Michigan No Fault PIP causation for second surgeries and for when injuries do not heal
This is an important ruling for Michigan auto accident attorneys. It both confirms existing law and further clarifies the level of causation that lawyers must show in order to be obtain No Fault PIP (“personal injury protection” insurance) medical benefits coverage:
- There must be a “causal connection” which “is more than incidental, fortuitous, or ‘but for’” between the injury for which No Fault benefits coverage are sought and the car accident that caused the injury.”
- However, motor vehicle accident victims “are not required to establish that the motor vehicle accident was the only, or even proximate, cause of the nonunion.”
Altered mental status and fever
State Farm’s stinginess wasn’t limited to its quest to avoid paying No Fault benefits to cover the hip “revision” surgery.

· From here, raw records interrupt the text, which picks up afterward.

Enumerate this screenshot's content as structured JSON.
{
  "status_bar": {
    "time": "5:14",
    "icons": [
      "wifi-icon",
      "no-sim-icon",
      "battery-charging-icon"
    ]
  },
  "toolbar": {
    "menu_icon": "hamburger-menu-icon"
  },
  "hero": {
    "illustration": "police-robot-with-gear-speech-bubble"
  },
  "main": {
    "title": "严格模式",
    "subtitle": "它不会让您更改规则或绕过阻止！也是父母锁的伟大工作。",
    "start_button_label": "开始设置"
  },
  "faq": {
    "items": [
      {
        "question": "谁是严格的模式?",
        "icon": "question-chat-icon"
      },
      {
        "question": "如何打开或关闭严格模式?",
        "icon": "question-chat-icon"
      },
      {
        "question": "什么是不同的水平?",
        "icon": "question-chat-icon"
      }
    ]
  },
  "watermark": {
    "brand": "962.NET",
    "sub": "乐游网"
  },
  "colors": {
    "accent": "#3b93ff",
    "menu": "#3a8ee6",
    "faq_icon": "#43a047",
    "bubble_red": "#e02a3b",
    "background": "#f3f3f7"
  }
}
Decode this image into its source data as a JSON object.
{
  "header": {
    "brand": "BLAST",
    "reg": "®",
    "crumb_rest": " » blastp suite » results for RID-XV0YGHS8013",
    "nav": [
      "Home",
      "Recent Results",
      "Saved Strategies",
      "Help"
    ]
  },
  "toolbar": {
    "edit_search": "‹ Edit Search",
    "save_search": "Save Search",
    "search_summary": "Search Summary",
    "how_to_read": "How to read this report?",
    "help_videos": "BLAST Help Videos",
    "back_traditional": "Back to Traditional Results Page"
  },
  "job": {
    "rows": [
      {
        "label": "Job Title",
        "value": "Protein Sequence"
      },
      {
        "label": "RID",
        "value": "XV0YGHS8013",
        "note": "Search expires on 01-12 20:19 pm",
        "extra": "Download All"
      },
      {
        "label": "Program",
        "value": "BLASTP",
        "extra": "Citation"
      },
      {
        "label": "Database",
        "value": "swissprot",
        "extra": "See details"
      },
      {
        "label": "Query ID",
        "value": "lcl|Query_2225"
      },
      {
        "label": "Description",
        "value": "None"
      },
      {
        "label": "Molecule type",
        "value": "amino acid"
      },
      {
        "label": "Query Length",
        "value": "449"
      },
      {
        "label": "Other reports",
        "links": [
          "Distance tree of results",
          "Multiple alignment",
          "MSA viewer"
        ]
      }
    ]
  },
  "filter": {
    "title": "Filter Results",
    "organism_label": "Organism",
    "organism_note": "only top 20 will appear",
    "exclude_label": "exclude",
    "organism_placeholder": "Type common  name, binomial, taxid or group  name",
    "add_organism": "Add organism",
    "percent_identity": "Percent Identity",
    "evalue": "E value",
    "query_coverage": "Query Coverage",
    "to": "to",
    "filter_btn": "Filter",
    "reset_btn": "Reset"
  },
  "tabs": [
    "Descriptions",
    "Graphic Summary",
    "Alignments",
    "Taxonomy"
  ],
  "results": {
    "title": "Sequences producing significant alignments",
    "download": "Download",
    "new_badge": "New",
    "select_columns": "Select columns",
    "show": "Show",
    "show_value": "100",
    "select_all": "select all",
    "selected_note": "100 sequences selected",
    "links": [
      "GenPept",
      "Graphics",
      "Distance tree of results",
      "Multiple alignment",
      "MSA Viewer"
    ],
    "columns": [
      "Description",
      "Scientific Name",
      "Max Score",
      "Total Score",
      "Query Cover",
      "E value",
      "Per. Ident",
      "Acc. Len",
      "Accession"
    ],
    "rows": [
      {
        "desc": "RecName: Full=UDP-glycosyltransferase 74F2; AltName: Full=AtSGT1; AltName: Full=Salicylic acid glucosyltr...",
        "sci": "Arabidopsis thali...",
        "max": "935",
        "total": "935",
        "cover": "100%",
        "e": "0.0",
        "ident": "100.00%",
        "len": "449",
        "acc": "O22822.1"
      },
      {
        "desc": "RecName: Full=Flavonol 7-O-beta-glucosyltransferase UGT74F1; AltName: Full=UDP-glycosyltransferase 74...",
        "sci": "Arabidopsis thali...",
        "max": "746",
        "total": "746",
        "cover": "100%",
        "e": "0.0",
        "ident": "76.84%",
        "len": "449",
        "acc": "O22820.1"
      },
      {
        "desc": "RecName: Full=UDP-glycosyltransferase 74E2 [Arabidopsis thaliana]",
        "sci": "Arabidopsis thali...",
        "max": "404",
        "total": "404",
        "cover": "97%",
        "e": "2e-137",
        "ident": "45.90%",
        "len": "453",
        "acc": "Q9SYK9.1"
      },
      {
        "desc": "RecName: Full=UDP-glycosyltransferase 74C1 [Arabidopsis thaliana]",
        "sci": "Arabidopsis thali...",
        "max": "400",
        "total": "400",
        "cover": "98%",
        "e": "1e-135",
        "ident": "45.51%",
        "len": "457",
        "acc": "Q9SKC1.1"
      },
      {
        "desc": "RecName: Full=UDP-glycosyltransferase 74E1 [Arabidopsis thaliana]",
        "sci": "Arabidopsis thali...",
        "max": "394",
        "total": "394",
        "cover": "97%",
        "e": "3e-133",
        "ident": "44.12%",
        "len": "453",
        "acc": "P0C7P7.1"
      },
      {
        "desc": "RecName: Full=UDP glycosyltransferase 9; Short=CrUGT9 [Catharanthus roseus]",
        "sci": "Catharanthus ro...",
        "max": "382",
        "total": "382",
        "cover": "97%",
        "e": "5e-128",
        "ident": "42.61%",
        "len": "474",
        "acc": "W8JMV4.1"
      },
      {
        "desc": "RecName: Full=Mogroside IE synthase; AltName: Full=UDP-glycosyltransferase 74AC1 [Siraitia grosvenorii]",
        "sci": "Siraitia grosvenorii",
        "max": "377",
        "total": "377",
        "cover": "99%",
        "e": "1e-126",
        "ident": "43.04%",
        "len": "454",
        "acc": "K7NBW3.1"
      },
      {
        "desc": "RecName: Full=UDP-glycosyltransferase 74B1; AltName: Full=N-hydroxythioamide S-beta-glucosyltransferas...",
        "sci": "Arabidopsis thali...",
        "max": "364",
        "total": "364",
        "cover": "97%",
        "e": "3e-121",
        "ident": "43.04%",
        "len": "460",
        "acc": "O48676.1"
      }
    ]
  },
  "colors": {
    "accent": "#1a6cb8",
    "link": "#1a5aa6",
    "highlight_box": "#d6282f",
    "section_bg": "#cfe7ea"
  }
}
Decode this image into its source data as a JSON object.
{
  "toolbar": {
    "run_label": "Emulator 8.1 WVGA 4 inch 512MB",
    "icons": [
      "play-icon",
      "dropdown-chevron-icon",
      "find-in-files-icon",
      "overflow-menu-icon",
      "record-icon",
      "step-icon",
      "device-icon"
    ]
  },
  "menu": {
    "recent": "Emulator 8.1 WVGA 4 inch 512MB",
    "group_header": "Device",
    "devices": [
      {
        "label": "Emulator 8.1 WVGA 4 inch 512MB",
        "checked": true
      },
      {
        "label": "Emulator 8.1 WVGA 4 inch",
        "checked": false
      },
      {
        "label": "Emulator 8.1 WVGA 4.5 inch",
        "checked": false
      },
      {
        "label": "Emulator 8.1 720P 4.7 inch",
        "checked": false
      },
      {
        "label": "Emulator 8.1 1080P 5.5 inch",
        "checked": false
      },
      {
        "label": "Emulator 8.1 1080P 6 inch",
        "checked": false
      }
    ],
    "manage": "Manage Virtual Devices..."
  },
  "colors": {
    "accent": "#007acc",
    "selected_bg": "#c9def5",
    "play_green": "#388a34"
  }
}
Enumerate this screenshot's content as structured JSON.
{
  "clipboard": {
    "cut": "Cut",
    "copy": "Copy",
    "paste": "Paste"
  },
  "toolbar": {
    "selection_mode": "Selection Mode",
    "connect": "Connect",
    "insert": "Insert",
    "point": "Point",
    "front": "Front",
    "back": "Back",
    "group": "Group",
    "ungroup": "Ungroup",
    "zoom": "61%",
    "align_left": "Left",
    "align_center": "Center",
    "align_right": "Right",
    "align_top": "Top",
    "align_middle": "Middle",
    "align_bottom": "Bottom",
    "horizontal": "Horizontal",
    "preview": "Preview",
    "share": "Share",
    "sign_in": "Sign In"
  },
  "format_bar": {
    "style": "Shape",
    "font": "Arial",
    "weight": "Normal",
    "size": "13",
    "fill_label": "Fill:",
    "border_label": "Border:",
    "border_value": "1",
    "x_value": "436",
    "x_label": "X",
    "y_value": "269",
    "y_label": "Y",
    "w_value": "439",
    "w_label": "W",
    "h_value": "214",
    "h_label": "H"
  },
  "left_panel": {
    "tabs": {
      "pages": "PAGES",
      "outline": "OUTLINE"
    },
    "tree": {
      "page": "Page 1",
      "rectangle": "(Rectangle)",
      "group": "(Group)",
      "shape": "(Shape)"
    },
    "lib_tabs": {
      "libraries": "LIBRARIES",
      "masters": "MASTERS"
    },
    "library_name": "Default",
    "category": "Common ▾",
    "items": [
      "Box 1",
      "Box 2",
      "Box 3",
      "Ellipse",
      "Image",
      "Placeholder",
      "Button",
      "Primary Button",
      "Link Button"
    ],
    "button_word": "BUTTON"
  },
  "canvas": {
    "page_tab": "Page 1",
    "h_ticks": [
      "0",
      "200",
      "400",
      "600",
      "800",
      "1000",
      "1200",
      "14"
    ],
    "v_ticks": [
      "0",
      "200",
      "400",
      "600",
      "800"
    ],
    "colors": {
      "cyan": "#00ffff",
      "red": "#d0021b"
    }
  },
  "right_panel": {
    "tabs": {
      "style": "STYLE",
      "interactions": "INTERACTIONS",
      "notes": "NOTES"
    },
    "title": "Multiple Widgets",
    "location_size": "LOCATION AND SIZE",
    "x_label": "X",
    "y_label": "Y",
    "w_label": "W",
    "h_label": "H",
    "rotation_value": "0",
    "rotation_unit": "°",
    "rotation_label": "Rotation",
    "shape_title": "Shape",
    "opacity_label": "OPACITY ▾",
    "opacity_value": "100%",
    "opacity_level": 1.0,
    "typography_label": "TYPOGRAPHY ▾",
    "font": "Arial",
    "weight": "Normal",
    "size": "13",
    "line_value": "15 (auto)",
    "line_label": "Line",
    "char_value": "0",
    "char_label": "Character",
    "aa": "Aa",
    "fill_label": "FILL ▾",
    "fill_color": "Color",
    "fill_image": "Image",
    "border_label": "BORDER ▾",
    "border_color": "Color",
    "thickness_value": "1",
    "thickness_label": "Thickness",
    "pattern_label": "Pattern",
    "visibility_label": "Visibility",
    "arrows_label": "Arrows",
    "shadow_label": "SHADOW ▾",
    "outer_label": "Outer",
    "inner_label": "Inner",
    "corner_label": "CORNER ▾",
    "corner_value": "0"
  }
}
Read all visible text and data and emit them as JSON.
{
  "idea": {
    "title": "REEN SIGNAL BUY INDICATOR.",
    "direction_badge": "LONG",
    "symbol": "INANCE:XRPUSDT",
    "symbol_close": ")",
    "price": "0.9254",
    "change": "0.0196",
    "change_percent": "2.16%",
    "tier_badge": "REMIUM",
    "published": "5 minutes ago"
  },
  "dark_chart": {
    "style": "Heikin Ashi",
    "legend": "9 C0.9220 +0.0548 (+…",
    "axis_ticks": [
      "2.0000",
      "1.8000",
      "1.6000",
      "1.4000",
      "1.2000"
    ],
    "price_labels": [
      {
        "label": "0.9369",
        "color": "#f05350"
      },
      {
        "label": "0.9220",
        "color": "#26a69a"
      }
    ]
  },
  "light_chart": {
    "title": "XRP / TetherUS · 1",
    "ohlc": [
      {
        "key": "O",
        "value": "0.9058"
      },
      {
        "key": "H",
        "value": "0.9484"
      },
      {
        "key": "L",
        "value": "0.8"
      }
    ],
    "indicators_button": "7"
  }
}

The auto insurer also wanted to skate on paying for Conners’s surgery-related “altered mental status” and fever. State Farm attorneys suggested the AMS and fever were “too attenuated” from the car accident that caused the initial hip fracture and the subsequent nonunion.
The appellate judges didn’t buy it:
- “Plaintiffs present evidence sufficient to establish a question of fact whether the causal connection between the motor vehicle accident and Conners’s AMS and fever was more than incidental, fortuitous, or but for. Plaintiffs argue that the AMS and fever were the results of an adverse reaction to drugs given to Conners before and during the revision surgery, particularly Ativan. Viewing the evidence in the light most favorable to plaintiffs, but for the motor vehicle accident, Conners would not have suffered the intertrochanteric fracture, which would have not failed to heal, which would not have required the revision surgery, which would not have required Conners taking Ativan, which would not have caused Conners’s AMS and fever.”
- “Conners’s AMS and fever were direct results of the medication being used in an attempt to ameliorate Conner’s ‘intermittent agitation’ caused by medication and to return him to his pre-existing ‘baseline agitation.’ There is evidence in the record to suggest that this ‘intermittent agitation’ was an aggravation of his ‘baseline agitation’ which arose from surgeries that in turn arose from the October 25, 2012 motor vehicle accident. Viewing the evidence and the inferences drawn therefrom in the light most favorable to plaintiffs, Conners’s AMS and fever were caused by medication that was being used to treat an injury that arose from the motor vehicle accident.”
As I wrote above, I’ve been writing about State Farm and how it treats car and truck accident victims – and its insured customers – terribly for years now on this blog. This is why the insurance giant never fails to evade my list of the worst car insurance companies each year. Here are just a few of many, many ways State Farm has shirked its duty to protect people when they’re injured in auto accidents: